Breaking Rocks is a volume of the Dislocations series published by Berghahn Books, a series closely associated with Focaal and FocaalBlog. The immense dislocations and suffering caused by neoliberal globalization the retreat of the welfare state in the last decades of the twentieth century, and the heightened military imperialism at the turn of the twenty-first century have raised urgent questions about the temporal and spatial dimensions of power. Through stimulating critical perspectives and new and cross-disciplinary frameworks, which reflect recent innovations in the social and human sciences, this series provides a forum for politically engaged, ethnographically informed, and theoretically incisive responses.
This post is part of the Modes of Production feature moderated and edited by Patrick Neveling and Joe Trapido.
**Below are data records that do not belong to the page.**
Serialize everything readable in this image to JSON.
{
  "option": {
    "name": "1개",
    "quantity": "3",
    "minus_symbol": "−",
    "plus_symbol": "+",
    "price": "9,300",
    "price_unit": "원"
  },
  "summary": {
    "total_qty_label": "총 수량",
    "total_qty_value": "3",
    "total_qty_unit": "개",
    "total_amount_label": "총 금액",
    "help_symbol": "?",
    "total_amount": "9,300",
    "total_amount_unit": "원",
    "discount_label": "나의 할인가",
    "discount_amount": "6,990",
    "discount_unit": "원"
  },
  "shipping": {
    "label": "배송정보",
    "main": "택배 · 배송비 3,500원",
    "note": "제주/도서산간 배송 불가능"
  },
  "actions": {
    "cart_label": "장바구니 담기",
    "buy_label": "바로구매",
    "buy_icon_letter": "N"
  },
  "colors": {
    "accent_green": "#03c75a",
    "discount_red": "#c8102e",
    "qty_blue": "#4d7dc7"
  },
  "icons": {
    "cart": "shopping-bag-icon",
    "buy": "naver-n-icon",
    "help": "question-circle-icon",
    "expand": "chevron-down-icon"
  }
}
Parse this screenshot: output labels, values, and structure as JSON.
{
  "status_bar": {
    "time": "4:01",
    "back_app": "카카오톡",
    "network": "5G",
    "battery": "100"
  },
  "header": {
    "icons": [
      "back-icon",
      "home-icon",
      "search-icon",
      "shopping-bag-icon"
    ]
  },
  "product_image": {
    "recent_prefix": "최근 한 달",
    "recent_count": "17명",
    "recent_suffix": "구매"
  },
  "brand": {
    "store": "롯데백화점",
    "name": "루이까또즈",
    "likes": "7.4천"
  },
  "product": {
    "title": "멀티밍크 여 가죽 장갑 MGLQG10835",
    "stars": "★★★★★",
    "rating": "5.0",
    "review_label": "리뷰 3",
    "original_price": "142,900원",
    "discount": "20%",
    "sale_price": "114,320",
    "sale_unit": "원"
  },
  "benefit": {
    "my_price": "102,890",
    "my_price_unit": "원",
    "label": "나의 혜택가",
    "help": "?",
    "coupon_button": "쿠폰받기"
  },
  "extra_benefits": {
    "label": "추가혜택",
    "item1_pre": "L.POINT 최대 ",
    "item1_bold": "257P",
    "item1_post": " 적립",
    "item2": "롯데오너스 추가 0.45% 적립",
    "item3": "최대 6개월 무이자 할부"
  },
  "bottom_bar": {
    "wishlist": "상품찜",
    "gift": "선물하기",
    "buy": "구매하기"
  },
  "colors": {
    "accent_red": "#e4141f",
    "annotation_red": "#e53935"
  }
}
From the sixteenth century onward, European trading networks grew ever more extensive. In some places, they displaced or directly subjugated the indigenous population early on. In others, merchants entered trading relationships with locals. In some parts of Asia, these traders interacted with forms of social organization that had affinities with Europe—dense populations with large merchant classes, and states that extracted tribute over large areas (Wolf 1997: 73–101). In other places, power and resources were distributed according to very different rules: in particular, wealth was more directly related to the person. This is not to say that these places lacked markets or currency; they often held large markets and had an amazing diversity of objects for mediating transactions, but these objects are better seen as an element of, or adjunct to, the value of the person. I am calling such societies human modes of production.1
The conference “Elections in central and southern Africa, dynamics of exclusion and participation,” at SOAS on 26 June 2015, prompts me to some personal reflections. Elections in central and southern Africa are marked by a paradoxical dynamic of participation and exclusion. Ostensible rituals of mass participation and of legitimation by civil power, electoral processes in the countries of the region have often made recourse to forms of exclusionary violence during campaigns. This is not, of course, unique—elections in Africa should not be seen as sui generis events. This exclusionary dynamic is well understood as a regional variant on a wider theme.